Tuesday, 11 September 2018

Music for Moods

I have nothing in common with Sergei Rachmaninov. He was twice in exile; once from his beloved Russia, the second time from Europe convulsed in wars. He ended his days in what must have seemed to him a somewhat barbaric land, playing almost non-stop in order to earn money for himself, his family, and his entourage. This evening I sat peacefully in England, with no wars currently in sight; yet I really needed to immerse myself in the music of Rachmaninov, first the second symphony, then the second piano concerto. For the symphony, only Valery Gergiev and the Kirov orchestra would do. For the second piano concerto, only Boris Giltburg could be chosen. It was an all-Russian evening, and a highly satisfactory one, at that. Strange how moods dictate musical choice, which is one reason I always hesitated before buying in advance a ticket for a musical evening. Imagine turning out at 7:30 on a Thursday to hear Haydn, when your mood says “Rachmaninov” !

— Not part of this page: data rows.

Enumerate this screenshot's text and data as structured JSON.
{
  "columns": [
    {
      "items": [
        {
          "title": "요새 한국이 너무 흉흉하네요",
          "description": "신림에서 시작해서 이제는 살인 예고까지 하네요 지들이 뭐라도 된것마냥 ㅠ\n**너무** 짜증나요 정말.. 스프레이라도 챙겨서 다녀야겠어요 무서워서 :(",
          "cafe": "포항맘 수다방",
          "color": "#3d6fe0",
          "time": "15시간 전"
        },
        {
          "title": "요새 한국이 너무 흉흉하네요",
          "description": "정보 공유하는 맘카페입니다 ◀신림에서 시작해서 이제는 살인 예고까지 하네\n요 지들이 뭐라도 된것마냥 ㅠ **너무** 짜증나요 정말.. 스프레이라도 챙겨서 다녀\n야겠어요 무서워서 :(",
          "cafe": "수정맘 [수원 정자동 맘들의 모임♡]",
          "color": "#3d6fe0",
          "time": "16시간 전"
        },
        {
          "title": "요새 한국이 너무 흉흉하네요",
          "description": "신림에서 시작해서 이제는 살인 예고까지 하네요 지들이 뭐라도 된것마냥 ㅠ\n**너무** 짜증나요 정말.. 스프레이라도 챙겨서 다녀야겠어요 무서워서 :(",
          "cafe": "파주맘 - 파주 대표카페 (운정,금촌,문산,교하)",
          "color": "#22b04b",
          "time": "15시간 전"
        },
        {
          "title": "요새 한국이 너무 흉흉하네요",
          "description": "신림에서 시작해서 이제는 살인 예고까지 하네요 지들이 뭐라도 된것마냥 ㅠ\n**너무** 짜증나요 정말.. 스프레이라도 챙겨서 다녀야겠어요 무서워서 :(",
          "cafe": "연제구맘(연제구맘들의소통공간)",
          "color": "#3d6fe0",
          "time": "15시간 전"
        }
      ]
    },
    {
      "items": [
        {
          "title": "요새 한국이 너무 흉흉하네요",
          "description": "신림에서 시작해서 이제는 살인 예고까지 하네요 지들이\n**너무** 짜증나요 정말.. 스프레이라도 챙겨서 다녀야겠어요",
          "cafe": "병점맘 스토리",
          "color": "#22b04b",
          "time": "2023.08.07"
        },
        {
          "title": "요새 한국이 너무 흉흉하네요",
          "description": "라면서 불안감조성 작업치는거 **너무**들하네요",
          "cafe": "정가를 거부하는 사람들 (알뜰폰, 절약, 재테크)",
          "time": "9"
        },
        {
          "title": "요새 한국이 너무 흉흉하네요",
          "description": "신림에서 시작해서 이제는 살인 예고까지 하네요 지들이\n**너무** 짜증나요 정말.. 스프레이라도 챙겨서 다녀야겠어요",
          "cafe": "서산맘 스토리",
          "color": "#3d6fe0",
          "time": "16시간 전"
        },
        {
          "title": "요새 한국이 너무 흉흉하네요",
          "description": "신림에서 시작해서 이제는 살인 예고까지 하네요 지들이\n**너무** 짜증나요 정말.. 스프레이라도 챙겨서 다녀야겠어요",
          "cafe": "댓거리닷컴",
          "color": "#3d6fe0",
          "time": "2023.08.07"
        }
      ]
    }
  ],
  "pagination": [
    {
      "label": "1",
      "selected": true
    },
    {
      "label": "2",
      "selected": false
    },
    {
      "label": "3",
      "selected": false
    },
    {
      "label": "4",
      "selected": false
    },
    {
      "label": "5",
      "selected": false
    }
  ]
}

Friday, 7 September 2018

Arkadi Volodos

Just over a year ago, I was enthusing over a CD where the Russian pianist, Arkadi Volodos, plays thirteen piano pieces by Johannes Brahms. I returned to it today and admired it more than ever. Volodos plays with (apparent) simplicity; listening to him, each piece seems to receive its ideal performance. Cannot ever be bettered.

There are musicians who have a high profile because of all sorts of reasons. Often their recording companies, managers, and impresarios would like to convert them into pop music phenomena because, as we all know, pop musicians make lodsa money for themselves, their recording companies, and their managers. There are other musicians who are highly respected without all the PR razzmatazz; Kirill Petrenko, and Arkadi Volodos spring to mind among the modern highly respected musicians. Neither man appears to give interviews; Volodos lives quietly in Spain and records and concertises from time to time, playing what he wants to play. In terms of publicity seeking, he is the modern equivalent of Clara Haskil who just played what she wanted, with whomsoever she wanted. I am always sceptical about “fame” that is measured in column inches; real fame is when you sit down and listen to someone playing, singing or conducting and exclaim: “Gosh!” Which is what I did this evening listening to Arkadi Volodos playing Brahms.